Today is a special Sunday, the Feast of the Presentation or the Feast of the Candlemas in the old liturgy.
The Presentation was first observed by the Eastern Churches and was called the “The Encounter,” as we see this dramatized in today’s Gospel, the encounter among Jesus, Mary, Joseph, Simeon and Anna. When the Western Church or the Roman or Latin Rite observed it, the first feast observed was called Feast of the Purification of Our Lady, or Feast of the Candlemas.
This introduced the blessing of the candles for the Feb. 2 liturgy.
In todays’ Gospel, we see the figures of Simeon and Anna as sources of edification and icons of prayer and fasting; truly faithful disciples and missionaries of God to emulate. The qualities worth emulating are their focus on and fidelity to mission, no matter how seemingly simple and single-minded: to wait in the temple for the Saviour, the Messiah to appear in the temple The prophets’ fasting and praying while waiting were their way of preparing for this moment.
Simeon’s nunc dimittis most eloquently expresses this focus on and fidelity to mission: “Now, Master, you may let your servant go in peace… for my eyes have seen your salvation… a light of revelation to the gentiles and the glory of your people Israel.”
Defined by mission
It was solely for this moment he lived for, for his eyes to see Christ the Messiah. Everything in his life—his fasting, his praying, his waiting—was oriented towards and had meaning because of this moment, his mission.
In a very “extreme” way, Simeon’s life, as well as Anna’s, was shaped and defined by the end, the goal, the mission. It is not a case of the end justifies the means, but the end determining and giving meaning to the means.
This also introduces us to the core grace of mission—the encounter with the Lord. This is vividly captured in the Eastern Church’s ancient celebration of this feast, the Feast of the Encounter.
Then Simeon further defines the results or what we would at times refer to as the by-product of this encounter. As we see in Simeon and Anna, they rejoice and praise God for this moment of the encounter, the by-product of a life deeply marked by joy and lived in gratitude and praise.
Simeon gives us another by-product, “Now, Master, you may let your servant go in peace… for my eyes have seen your salvation… ” The spiritual freedom, the transcendental liberation of a person who has accomplished his/her mission in this world and encountering Christ is the deeper and rich fruit of the encounter.
We see these in many stories of persons who experience this profound moment of encounter. St. Theresa of Avila exclaims in her prayer that God alone suffices and thus nothing else matters; “let nothing disturb you, let nothing frighten you.”
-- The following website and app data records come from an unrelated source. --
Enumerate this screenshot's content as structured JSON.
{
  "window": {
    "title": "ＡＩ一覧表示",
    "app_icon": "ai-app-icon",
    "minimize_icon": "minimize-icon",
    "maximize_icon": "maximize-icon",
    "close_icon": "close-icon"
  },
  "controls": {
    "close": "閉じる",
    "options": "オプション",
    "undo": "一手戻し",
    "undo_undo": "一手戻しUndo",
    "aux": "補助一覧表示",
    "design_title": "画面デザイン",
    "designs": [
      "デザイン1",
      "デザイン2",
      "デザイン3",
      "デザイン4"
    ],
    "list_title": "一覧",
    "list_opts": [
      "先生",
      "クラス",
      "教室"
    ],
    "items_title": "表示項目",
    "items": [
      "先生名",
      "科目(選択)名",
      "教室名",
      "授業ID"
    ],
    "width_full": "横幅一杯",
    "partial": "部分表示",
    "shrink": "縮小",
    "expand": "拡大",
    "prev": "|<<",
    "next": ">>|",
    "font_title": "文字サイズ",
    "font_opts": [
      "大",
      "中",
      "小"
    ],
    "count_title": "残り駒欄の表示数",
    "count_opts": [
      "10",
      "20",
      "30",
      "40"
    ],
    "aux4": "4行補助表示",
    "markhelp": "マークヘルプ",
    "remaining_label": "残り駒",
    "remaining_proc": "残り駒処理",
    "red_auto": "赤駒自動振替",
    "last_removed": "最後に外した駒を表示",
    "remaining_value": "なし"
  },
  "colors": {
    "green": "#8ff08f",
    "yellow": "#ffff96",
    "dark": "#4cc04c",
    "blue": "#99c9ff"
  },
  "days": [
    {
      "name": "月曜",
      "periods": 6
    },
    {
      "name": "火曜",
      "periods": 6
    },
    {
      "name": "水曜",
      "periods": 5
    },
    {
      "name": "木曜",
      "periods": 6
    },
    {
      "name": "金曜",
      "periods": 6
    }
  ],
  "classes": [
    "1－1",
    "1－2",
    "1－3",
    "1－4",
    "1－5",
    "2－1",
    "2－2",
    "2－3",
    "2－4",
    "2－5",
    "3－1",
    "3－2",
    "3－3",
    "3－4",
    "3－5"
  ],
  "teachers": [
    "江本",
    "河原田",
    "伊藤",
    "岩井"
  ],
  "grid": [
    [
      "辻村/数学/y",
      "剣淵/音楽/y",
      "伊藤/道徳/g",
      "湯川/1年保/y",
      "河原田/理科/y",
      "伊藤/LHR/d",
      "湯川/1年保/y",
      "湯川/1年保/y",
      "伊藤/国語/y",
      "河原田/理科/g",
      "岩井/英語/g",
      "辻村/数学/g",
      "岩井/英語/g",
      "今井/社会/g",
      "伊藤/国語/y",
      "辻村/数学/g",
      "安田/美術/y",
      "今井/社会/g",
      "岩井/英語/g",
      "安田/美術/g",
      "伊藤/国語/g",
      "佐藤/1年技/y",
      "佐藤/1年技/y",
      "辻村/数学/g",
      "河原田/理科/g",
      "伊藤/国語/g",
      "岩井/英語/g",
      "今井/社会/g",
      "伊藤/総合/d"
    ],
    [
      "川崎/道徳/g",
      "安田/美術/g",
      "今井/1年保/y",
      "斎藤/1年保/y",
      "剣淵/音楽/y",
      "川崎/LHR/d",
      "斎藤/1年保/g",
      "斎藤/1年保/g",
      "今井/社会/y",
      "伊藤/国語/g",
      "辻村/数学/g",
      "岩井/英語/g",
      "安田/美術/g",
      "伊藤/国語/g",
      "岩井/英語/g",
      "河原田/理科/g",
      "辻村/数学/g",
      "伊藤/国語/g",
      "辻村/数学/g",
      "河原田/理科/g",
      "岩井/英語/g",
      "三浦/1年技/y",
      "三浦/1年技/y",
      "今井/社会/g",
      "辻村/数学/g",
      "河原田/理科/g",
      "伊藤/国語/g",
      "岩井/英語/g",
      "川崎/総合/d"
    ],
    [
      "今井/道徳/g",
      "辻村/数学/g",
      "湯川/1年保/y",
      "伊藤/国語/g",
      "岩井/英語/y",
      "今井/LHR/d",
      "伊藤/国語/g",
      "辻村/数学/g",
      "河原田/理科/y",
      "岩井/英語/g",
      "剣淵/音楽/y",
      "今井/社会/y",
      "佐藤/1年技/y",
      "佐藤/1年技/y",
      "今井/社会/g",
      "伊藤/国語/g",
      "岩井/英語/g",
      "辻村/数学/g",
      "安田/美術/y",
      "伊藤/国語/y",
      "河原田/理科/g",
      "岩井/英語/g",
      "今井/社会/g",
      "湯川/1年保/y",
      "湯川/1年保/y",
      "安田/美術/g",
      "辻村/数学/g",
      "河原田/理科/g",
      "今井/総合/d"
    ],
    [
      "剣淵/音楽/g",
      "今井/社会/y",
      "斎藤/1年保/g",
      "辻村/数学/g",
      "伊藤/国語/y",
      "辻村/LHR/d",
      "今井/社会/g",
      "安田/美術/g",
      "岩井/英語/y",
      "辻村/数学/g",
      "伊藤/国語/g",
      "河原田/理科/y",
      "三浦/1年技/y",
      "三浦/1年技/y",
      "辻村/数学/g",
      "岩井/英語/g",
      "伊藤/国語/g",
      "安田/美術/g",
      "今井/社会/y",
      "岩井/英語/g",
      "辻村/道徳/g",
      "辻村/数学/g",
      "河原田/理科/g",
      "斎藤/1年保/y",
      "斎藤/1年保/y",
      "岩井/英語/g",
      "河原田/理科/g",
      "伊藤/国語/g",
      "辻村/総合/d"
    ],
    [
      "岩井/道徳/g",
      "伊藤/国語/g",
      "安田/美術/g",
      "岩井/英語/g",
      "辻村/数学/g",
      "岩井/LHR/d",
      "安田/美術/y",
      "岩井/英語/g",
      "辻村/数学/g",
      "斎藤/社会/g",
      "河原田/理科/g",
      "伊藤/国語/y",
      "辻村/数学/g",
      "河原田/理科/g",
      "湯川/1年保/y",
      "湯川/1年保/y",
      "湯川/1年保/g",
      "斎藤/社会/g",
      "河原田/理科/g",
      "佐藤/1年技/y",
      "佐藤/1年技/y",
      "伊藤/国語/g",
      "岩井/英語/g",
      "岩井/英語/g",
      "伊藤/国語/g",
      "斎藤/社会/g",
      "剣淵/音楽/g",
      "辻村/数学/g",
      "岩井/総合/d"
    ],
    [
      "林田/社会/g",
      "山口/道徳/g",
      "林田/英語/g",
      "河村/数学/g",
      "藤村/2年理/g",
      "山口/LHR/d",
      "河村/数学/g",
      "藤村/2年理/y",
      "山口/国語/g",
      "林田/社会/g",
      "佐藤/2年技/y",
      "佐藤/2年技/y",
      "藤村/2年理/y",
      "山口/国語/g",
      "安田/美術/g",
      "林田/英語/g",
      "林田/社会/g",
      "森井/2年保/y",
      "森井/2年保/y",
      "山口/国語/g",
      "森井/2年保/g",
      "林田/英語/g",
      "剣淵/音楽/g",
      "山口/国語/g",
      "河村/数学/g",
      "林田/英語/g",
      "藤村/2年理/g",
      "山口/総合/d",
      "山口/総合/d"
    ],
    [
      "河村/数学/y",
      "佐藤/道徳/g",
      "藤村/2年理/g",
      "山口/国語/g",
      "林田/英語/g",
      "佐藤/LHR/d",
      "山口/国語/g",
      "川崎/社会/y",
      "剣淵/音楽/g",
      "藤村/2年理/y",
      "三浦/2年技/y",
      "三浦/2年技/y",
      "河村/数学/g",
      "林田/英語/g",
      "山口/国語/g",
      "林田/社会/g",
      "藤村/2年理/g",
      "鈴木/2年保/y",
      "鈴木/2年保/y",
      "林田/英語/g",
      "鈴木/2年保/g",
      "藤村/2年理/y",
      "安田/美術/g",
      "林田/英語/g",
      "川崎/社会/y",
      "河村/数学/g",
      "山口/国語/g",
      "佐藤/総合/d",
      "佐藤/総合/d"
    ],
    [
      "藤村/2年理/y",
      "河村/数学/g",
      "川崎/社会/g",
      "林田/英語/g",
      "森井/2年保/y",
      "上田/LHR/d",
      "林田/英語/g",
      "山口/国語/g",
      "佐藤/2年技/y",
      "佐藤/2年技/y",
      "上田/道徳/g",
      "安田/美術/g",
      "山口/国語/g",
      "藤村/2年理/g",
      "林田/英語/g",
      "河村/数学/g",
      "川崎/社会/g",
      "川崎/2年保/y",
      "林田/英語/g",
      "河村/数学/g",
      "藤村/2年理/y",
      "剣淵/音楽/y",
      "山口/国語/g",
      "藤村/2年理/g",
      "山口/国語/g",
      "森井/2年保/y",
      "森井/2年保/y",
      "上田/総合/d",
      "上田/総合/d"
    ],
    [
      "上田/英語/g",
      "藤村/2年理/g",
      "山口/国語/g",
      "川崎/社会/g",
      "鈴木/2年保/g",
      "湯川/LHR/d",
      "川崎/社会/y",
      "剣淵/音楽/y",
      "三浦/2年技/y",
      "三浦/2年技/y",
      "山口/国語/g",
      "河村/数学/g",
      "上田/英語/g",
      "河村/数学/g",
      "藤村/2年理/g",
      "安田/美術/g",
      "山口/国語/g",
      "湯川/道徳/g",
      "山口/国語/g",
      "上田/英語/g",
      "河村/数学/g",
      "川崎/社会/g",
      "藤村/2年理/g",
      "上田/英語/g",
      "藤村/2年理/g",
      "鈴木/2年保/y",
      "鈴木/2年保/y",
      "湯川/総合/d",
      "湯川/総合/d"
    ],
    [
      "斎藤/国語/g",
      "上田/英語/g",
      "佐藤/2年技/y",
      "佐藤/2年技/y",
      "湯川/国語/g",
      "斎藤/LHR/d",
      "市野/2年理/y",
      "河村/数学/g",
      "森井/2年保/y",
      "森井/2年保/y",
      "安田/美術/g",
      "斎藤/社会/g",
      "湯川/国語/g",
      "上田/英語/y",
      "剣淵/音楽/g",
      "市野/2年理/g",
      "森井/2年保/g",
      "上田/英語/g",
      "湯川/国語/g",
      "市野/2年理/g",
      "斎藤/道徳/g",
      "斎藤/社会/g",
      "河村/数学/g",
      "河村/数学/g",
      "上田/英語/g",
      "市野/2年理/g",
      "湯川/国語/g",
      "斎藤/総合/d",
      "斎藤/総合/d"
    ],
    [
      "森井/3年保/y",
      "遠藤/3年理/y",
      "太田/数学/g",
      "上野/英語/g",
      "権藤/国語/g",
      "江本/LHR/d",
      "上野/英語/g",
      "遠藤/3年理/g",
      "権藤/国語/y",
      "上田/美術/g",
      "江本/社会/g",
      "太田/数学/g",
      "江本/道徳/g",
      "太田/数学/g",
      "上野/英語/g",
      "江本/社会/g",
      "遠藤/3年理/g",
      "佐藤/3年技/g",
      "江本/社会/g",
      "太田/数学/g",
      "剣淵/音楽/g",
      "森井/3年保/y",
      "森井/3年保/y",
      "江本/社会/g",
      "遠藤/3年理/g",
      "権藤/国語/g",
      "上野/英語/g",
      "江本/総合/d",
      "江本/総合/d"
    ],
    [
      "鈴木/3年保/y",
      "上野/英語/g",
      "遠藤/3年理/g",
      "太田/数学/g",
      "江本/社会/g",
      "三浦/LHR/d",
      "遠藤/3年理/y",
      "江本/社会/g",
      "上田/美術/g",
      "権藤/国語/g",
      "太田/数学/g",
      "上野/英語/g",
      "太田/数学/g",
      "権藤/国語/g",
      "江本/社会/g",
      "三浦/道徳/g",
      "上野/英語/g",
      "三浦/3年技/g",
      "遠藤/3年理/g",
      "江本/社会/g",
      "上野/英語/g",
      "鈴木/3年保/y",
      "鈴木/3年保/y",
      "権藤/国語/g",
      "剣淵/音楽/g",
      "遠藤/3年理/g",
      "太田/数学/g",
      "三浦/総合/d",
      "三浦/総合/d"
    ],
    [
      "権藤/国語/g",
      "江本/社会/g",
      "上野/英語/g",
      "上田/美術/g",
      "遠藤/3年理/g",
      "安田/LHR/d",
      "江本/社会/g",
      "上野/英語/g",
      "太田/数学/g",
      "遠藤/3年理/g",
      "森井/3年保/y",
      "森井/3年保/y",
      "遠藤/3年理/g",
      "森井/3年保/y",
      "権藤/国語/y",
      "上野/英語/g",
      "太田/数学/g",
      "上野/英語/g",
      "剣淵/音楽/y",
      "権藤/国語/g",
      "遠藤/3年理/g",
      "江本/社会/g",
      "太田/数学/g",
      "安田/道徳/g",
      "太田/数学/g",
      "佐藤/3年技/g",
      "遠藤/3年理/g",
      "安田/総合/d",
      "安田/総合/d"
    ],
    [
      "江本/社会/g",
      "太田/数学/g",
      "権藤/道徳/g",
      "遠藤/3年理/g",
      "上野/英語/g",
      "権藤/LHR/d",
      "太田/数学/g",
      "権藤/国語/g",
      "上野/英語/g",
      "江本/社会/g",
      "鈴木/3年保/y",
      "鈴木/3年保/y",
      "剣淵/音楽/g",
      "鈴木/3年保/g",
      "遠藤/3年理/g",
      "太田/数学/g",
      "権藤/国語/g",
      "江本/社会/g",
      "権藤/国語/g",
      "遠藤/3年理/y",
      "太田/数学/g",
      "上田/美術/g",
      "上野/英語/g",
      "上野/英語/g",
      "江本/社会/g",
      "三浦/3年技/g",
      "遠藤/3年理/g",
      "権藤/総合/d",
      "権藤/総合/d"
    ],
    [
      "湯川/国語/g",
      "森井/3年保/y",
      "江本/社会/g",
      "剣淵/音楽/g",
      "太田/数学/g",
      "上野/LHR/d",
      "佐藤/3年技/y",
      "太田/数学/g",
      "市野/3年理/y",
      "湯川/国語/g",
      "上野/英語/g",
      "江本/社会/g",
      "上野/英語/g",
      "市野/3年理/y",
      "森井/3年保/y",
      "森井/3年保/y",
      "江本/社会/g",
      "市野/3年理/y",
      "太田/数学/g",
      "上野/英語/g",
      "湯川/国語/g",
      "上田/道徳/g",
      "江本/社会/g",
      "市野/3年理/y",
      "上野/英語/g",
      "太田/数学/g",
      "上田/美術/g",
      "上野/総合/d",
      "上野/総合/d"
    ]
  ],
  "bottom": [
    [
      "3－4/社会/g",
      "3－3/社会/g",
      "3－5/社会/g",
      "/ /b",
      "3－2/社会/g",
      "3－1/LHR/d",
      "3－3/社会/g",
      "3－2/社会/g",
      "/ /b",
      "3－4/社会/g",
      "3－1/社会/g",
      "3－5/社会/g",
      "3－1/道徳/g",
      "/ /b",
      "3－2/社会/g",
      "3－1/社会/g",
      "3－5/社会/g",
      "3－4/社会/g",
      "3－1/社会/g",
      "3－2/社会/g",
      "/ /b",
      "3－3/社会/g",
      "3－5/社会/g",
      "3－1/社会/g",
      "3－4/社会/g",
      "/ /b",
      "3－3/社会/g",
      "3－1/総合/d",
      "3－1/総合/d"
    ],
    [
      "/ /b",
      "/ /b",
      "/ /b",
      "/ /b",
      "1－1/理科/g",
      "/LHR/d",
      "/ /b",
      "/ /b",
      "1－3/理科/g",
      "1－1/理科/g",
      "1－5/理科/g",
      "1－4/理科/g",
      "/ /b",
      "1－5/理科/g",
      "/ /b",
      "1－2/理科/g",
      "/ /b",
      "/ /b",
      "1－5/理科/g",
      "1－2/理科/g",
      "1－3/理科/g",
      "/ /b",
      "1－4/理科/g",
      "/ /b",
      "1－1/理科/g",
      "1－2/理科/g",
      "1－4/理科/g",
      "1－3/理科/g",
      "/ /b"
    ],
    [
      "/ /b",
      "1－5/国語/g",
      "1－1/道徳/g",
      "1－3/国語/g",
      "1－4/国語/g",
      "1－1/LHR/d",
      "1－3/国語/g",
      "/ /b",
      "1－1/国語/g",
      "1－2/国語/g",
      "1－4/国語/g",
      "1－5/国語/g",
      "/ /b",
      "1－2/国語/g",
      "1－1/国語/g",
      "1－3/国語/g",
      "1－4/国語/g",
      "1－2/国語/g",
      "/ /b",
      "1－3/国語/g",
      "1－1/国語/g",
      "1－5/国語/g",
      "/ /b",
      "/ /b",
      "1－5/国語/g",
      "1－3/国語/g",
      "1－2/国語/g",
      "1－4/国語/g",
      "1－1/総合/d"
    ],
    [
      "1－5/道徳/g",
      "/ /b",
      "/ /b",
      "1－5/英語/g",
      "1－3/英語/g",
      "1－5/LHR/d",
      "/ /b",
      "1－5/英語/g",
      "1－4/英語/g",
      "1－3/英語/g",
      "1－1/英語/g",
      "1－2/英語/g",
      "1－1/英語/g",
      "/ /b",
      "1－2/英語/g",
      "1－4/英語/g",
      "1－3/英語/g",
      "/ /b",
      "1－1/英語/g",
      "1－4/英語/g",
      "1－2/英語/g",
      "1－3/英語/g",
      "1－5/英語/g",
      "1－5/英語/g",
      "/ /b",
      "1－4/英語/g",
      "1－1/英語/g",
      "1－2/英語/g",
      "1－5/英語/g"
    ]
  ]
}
St. Thomas Aquinas had this moment in the middle of writing his definitive work. He simply put down the pen and stopped writing. When asked why, he repeats a similar “prayer” as Avila’s saying that he had encountered Christ and nothing else matters.
This great spiritual freedom, the liberation of the heart and soul is a grace that is available in the encounter. But the choice must be made by us. The choice is to die to self and to die to the world. This death liberates us and blesses us with spiritual freedom.
“Now Master let your servant of in peace,” as Simeon describes this choice to die to self and to the world, reveals to us another by-product: peace.
This is the peace that Christ later on talks about in the Gospels as the peace that the world does not give, but only he can give.
Later on in the story of the Gospels, we have Christ living out this same pattern of a disciple and a missionary: focus on and fidelity to mission that leads to the encounter with God; not just any encounter, but one that is the defining moment of one’s life meaning and mission.
In the words of Christ, “it was for this purpose that I came”—or was sent—and later he restates this in the Agony in the Garden, “not my will, but your will be done.” The choice was made at that moment of encounter. This choice led to the moment of the Cross that allowed the Resurrection to happen.
There is one exercise in our course for public school teachers where we ask them to remember the moment when they choose to become a teacher in the public schools; that moment when with great clarity they dedicated their life to this mission.
I would like to think this is a common pattern for us all. If we are to trace our life line of choices to live out the moment of great clarity when we encountered God and knew what he sent us into this world for, our mission, I think we will all identify the dying to self that came with the choices, especially the most important choices.
It is the nature of choice to give up something in order to purse what we discern to be of greater value; to die to self that God’s grace and love may live and grow in us; to die to self that Christ’s life may come shining through and in us.
The Presentation of Our Lord in the temple is the Presentation of Our Lord, Our Savior to the whole world as the light of the world. The call and the grace of this feast is for us to be like Simeon and Anna: Renew our focus on and fidelity to mission and be single-minded in living our life according to this mission, with devotion and dedication.
Today, in the Feast of the Presentation of our Lord, Christ Our Savior is revealed to us, “light to the nations.” Simeon and Anna, too, show us a pattern of life that will lead us to an encounter with Christ Our Savior and from this encounter we become followers of Christ; an alter Christus, another Christ in the world, a light to others to lead them to their own personal encounter with Christ.
We can hope that we may also pray our nunc dimittis: Now, Master, you can let your servant go in peace for I have seen and shared with others the light of Christ.